### Records provided:
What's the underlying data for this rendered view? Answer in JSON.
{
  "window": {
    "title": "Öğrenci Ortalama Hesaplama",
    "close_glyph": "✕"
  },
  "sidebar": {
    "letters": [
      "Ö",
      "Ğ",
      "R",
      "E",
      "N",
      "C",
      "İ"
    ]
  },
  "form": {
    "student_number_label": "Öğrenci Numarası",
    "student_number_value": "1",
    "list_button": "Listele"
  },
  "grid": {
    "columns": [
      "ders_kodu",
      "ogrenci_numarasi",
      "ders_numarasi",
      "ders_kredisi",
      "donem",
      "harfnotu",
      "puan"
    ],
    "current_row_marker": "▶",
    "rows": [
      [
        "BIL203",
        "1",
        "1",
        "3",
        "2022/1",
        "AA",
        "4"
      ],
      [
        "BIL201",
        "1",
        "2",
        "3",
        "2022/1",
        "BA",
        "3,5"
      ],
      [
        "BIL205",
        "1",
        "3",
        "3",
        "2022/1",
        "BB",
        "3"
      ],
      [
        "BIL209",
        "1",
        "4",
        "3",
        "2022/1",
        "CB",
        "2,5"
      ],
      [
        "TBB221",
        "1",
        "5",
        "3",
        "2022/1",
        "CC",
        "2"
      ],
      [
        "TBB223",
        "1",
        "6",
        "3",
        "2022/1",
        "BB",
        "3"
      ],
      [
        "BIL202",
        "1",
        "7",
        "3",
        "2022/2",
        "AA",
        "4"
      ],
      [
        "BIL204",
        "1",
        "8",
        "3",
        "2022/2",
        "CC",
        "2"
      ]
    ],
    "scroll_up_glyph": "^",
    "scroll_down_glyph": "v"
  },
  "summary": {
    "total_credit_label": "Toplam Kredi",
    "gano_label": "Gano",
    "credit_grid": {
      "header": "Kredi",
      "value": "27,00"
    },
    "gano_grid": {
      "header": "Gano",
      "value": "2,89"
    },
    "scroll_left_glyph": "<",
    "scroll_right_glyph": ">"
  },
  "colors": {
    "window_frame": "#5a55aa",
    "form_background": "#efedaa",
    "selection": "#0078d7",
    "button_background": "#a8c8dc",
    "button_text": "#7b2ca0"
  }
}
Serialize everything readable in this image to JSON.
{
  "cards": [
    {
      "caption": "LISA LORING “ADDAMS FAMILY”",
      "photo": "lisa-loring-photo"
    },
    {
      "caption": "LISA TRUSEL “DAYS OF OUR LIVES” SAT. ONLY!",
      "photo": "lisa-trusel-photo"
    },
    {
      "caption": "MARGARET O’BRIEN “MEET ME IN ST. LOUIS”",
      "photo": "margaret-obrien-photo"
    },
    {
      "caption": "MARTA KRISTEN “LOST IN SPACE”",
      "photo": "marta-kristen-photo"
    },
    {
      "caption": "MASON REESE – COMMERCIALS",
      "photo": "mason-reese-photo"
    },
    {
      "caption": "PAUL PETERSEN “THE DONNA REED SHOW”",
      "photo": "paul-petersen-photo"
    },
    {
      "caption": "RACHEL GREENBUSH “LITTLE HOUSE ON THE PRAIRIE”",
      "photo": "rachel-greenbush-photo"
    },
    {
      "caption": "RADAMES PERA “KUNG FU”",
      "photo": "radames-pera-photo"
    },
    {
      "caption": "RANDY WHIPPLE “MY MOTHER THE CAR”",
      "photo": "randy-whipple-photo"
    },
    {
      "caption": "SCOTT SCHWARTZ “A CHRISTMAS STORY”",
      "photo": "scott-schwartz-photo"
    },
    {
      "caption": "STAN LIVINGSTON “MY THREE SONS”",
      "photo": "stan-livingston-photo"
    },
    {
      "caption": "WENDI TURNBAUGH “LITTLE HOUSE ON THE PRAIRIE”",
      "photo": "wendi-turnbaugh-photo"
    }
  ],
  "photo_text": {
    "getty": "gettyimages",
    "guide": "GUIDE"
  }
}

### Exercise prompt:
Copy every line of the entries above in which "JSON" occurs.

### Exercise result:
What's the underlying data for this rendered view? Answer in JSON.
Serialize everything readable in this image to JSON.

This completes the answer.